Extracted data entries

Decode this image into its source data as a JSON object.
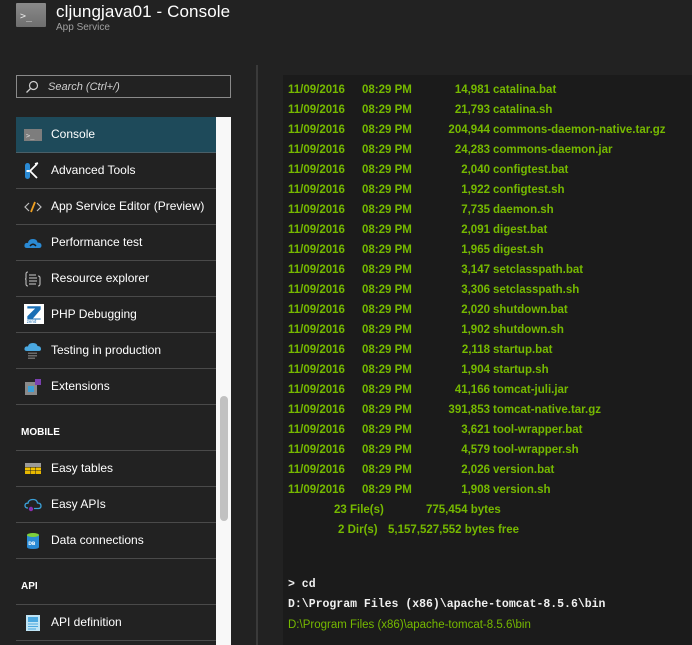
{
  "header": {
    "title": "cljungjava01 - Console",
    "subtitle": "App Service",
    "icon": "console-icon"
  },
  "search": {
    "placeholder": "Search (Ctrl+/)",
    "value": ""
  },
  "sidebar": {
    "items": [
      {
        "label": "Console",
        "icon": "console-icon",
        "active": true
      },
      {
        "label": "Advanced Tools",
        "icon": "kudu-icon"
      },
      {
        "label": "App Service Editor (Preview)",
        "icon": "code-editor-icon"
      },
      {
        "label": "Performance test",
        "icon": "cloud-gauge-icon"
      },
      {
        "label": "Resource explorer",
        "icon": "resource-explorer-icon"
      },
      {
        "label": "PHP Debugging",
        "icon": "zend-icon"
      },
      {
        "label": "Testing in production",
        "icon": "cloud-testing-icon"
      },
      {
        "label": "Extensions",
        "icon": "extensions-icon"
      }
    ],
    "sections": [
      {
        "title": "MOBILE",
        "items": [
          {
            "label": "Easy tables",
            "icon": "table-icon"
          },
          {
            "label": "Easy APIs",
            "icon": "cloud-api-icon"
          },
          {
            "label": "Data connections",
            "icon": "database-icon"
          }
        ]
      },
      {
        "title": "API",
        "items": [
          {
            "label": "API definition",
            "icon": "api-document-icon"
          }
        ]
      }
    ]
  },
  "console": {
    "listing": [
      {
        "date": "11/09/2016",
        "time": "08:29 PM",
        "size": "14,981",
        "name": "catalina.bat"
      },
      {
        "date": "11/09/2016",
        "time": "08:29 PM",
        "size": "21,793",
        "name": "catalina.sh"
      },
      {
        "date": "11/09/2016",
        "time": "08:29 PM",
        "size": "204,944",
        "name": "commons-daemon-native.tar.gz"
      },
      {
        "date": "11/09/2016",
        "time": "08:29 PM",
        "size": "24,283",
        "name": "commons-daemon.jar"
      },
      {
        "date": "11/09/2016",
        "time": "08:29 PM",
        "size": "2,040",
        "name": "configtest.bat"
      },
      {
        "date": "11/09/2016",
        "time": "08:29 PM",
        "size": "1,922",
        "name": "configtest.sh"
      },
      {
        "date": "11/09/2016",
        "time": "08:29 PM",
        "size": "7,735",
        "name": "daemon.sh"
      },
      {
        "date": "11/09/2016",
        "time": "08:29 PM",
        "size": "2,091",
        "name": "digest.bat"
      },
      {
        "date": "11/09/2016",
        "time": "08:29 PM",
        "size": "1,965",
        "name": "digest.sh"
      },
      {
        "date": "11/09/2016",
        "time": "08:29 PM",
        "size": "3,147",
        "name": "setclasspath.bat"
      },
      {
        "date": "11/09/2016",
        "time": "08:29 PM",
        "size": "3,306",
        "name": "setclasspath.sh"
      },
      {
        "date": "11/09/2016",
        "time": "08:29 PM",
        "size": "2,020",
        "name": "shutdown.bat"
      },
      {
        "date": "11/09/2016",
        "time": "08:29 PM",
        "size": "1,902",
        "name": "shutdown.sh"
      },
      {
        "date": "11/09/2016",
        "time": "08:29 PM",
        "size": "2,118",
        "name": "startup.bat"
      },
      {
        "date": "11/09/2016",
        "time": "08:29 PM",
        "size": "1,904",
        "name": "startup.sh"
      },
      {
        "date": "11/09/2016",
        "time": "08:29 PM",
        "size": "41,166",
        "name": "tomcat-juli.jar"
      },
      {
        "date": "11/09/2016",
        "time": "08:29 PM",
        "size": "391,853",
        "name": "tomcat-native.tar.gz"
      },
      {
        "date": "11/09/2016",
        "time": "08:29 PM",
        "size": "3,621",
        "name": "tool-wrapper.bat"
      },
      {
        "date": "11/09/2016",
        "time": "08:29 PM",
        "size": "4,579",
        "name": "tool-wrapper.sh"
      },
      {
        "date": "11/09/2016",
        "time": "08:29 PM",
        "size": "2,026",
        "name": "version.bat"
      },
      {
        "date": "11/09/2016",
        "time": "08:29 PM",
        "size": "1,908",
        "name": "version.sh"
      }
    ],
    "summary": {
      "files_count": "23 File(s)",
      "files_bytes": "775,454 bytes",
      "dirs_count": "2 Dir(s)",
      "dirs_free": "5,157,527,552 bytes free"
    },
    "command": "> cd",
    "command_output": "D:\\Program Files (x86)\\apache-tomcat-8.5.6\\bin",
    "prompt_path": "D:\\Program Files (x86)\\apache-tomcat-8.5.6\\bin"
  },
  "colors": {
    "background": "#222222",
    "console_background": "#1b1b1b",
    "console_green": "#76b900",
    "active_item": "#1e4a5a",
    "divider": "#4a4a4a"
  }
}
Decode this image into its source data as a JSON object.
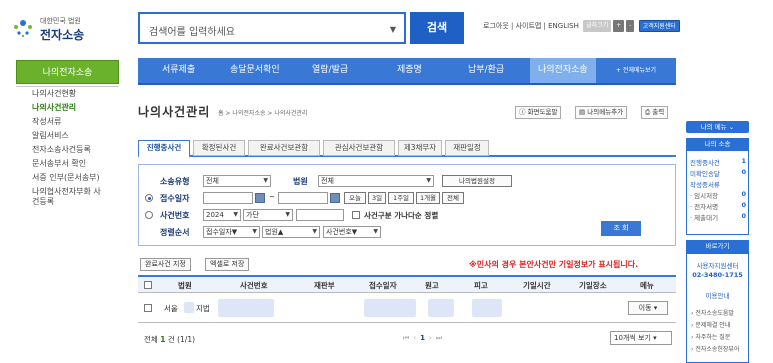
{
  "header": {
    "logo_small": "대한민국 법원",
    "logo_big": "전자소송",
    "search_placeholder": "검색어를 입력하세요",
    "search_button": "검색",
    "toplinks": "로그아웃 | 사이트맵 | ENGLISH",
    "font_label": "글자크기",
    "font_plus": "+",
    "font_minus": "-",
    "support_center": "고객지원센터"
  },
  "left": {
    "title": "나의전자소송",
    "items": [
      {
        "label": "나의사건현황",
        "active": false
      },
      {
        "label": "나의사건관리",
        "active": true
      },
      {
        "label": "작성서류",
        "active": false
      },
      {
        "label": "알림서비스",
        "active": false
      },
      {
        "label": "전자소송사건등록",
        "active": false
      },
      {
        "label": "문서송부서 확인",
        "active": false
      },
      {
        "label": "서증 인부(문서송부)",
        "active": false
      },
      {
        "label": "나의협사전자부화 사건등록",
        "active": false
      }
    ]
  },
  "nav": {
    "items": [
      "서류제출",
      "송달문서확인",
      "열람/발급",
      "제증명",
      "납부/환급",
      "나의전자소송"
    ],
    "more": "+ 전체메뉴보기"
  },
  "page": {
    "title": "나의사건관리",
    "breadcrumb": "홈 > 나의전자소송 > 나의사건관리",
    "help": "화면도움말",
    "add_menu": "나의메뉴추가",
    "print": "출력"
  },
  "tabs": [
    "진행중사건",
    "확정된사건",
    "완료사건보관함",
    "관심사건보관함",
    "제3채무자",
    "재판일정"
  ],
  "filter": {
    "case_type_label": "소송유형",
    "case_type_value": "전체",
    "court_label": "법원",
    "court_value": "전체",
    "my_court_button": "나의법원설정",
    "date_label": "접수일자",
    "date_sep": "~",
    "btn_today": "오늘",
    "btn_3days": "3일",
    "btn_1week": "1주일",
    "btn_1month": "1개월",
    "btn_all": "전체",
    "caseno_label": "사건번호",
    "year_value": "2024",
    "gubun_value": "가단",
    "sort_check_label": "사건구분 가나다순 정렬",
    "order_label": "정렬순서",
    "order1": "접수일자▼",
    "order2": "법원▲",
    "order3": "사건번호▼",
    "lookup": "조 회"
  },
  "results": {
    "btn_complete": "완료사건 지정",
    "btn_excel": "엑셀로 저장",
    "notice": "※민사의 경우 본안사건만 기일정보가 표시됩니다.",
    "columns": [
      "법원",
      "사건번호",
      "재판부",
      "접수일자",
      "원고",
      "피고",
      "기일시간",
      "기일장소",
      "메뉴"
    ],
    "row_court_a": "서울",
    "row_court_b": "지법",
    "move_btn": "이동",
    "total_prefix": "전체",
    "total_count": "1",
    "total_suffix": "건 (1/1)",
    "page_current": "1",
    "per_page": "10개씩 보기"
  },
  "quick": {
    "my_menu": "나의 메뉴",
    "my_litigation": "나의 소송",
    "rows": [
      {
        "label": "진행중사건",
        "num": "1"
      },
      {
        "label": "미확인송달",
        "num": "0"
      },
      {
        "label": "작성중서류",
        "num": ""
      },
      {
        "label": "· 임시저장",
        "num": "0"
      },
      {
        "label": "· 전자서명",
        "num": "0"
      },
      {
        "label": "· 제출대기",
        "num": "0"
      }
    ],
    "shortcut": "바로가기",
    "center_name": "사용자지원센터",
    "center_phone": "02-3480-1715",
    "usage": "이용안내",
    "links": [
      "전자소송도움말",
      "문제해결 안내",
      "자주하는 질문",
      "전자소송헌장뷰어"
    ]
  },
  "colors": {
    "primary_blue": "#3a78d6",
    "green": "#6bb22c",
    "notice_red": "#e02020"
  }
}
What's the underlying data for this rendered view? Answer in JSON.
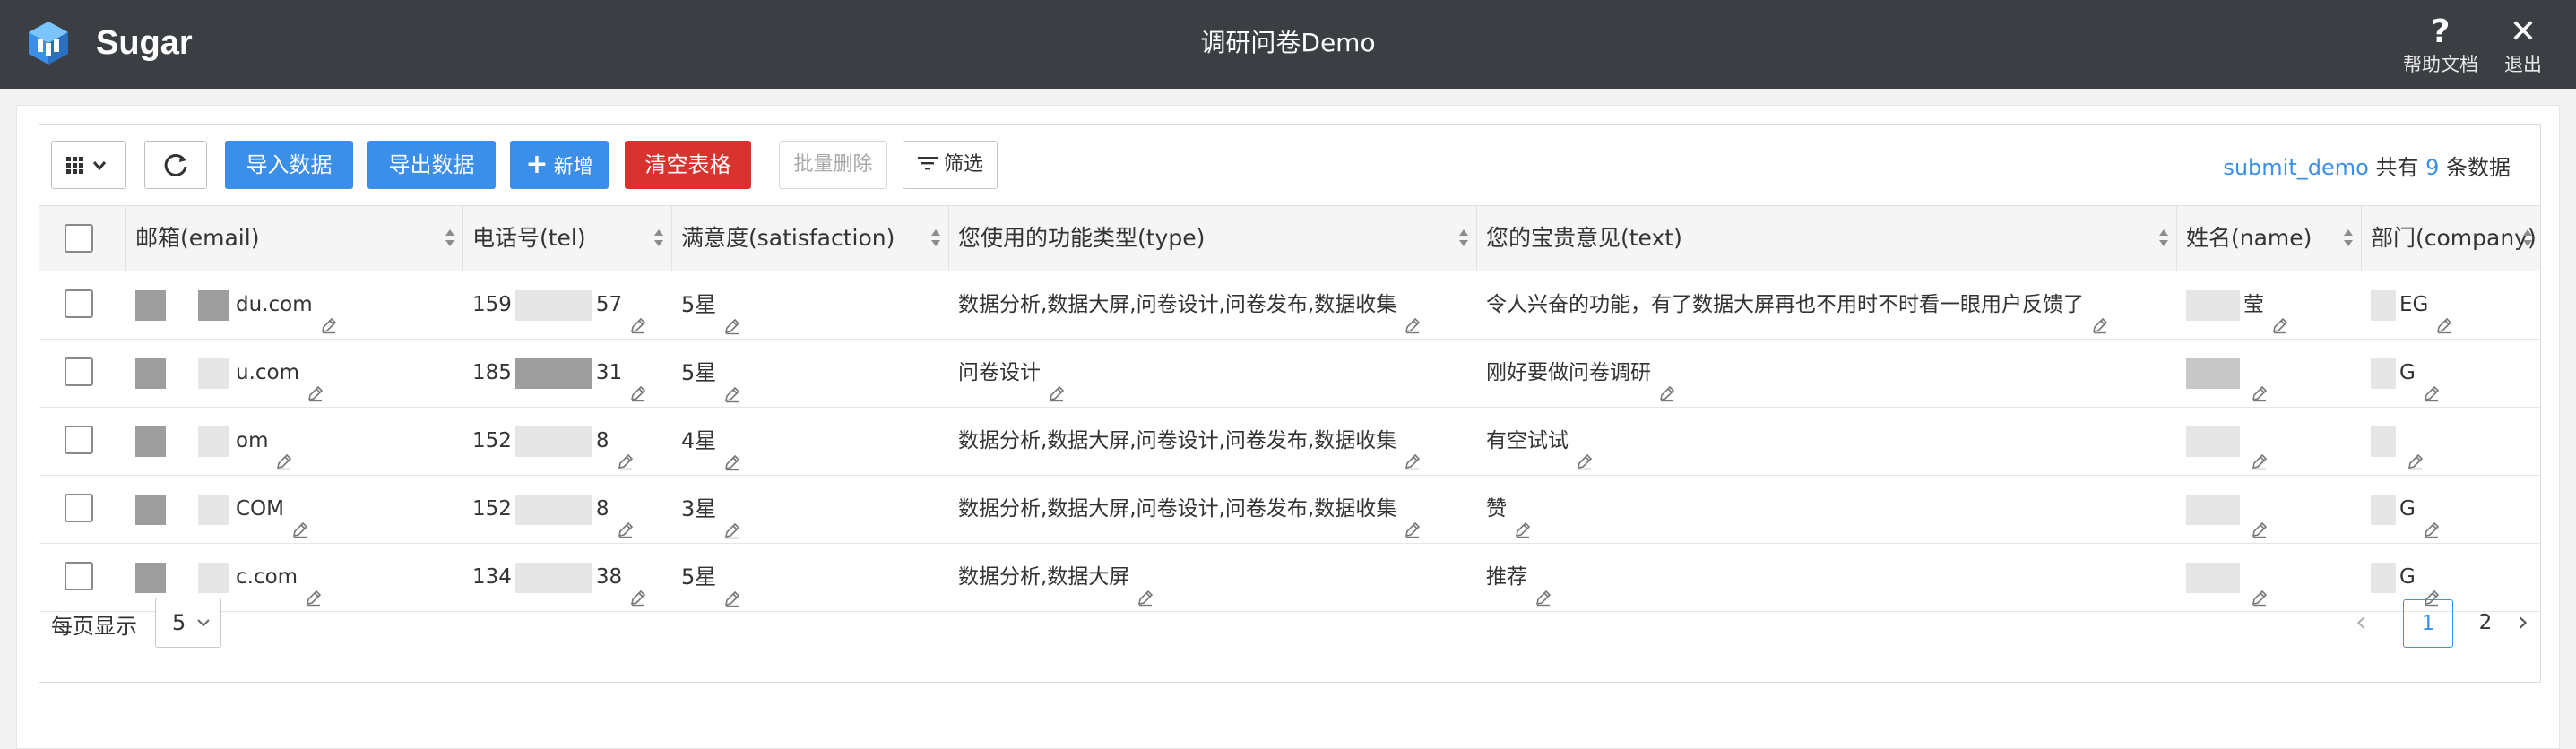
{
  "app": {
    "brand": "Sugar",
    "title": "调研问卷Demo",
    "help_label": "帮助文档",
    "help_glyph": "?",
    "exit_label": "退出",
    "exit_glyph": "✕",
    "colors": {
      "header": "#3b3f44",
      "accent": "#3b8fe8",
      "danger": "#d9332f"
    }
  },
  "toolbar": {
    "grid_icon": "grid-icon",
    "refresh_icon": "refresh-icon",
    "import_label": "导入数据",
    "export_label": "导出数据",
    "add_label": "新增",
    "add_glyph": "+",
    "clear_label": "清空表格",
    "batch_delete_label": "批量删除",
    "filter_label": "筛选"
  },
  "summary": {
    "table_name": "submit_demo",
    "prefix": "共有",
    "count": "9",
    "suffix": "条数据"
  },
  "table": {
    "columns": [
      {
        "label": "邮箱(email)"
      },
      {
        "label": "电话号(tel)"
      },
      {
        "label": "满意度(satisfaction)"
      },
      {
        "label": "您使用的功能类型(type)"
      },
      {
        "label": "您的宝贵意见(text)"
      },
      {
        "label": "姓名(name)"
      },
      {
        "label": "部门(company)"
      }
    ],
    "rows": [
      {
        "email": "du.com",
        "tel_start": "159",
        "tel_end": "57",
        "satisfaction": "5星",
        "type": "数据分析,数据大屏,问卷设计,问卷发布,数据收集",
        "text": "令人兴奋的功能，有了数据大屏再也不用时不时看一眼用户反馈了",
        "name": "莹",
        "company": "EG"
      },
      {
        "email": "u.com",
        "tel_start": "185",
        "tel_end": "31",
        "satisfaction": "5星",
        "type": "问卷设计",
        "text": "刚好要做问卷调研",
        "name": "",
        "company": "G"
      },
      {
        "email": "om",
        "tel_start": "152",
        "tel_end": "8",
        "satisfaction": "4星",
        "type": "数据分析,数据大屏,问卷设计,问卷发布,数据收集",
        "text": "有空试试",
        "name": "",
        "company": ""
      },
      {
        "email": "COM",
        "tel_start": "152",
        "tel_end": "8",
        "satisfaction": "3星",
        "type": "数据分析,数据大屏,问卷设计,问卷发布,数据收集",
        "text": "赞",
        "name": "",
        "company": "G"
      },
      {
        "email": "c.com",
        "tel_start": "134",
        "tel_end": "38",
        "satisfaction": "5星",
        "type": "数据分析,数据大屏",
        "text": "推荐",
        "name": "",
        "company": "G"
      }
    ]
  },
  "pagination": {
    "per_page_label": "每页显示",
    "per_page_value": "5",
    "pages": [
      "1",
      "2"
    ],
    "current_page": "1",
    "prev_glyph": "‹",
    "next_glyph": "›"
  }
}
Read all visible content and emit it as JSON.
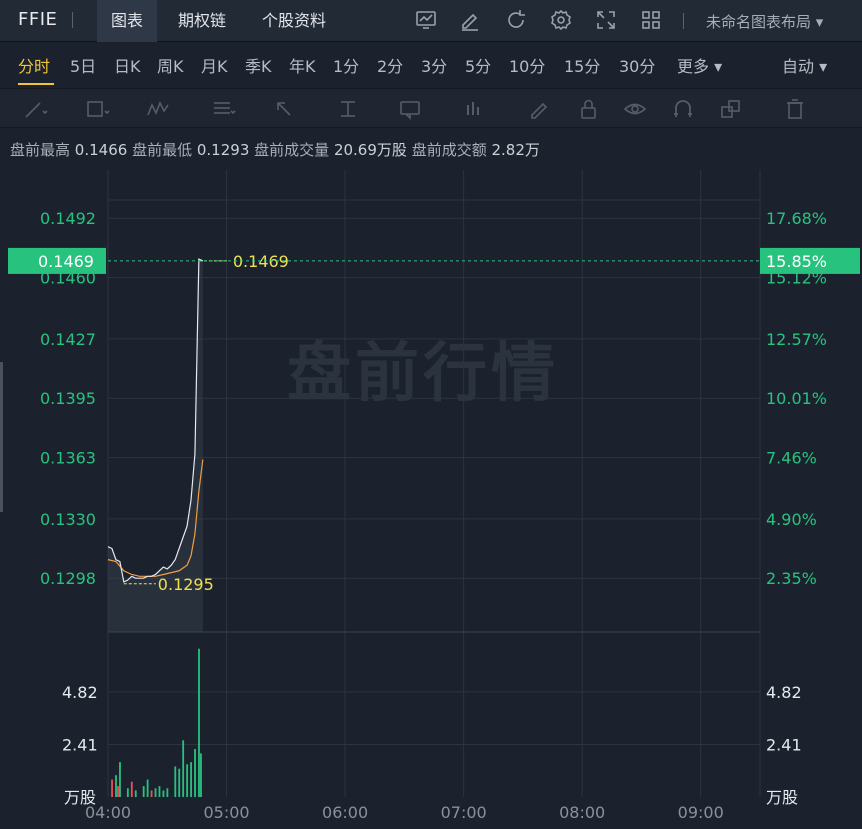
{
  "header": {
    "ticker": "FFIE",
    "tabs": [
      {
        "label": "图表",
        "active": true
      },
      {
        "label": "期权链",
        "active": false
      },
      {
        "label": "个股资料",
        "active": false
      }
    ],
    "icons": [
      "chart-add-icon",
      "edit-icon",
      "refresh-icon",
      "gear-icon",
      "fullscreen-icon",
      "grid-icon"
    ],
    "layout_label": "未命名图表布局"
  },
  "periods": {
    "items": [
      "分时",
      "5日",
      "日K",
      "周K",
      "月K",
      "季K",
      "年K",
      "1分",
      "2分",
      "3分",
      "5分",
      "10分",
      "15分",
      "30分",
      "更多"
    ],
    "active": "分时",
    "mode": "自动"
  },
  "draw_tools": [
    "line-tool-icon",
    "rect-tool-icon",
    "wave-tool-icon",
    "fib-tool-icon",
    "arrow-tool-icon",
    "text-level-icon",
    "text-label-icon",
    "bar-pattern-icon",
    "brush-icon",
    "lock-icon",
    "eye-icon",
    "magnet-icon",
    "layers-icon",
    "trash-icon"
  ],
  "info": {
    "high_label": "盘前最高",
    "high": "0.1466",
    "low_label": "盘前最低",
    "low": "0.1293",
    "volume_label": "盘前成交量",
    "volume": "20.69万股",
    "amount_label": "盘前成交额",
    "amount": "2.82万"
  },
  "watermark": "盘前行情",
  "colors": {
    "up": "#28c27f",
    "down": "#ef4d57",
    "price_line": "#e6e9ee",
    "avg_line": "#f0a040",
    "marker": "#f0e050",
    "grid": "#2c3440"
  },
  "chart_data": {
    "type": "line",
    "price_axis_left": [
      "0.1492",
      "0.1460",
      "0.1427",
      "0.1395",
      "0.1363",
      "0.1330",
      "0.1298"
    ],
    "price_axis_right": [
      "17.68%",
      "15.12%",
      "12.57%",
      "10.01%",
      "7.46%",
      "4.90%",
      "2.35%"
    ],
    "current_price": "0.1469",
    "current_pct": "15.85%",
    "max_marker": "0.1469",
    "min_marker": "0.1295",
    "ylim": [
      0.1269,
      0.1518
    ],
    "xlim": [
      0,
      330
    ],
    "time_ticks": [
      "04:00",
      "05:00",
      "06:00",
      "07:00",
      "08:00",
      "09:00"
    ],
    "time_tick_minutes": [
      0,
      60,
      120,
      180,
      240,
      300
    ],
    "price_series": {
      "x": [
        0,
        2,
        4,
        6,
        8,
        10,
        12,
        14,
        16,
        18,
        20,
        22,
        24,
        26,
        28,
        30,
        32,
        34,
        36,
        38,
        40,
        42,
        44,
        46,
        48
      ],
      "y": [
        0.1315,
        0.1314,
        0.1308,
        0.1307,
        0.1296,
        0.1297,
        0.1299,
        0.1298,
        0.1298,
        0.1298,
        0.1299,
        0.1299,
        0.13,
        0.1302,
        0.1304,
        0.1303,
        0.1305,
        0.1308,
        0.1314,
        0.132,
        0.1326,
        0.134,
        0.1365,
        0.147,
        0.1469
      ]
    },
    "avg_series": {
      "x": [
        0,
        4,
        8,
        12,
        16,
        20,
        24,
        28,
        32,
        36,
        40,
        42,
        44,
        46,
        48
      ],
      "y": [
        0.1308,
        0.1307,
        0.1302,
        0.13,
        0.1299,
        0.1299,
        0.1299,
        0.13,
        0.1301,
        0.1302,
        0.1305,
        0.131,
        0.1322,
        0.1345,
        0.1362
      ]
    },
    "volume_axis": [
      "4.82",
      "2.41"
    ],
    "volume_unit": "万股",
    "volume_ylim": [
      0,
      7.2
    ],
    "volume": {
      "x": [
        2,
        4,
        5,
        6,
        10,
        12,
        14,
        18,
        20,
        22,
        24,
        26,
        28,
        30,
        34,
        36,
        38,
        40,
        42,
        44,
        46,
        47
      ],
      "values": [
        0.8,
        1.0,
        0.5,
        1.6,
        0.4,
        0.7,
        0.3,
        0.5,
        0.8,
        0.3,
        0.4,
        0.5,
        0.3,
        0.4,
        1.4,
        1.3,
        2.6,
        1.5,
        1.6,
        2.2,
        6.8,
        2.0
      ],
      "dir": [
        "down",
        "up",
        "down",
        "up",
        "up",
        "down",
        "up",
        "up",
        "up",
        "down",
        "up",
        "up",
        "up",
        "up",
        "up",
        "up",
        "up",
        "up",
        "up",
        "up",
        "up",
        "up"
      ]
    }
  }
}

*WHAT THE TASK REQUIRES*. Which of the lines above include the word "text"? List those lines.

*RESPONSE BELOW*.
        "label": "您的宝贵意见(text)"
        "text": "令人兴奋的功能，有了数据大屏再也不用时不时看一眼用户反馈了",
        "text": "刚好要做问卷调研",
        "text": "有空试试",
        "text": "赞",
        "text": "推荐",
    "text-level-icon",
    "text-label-icon",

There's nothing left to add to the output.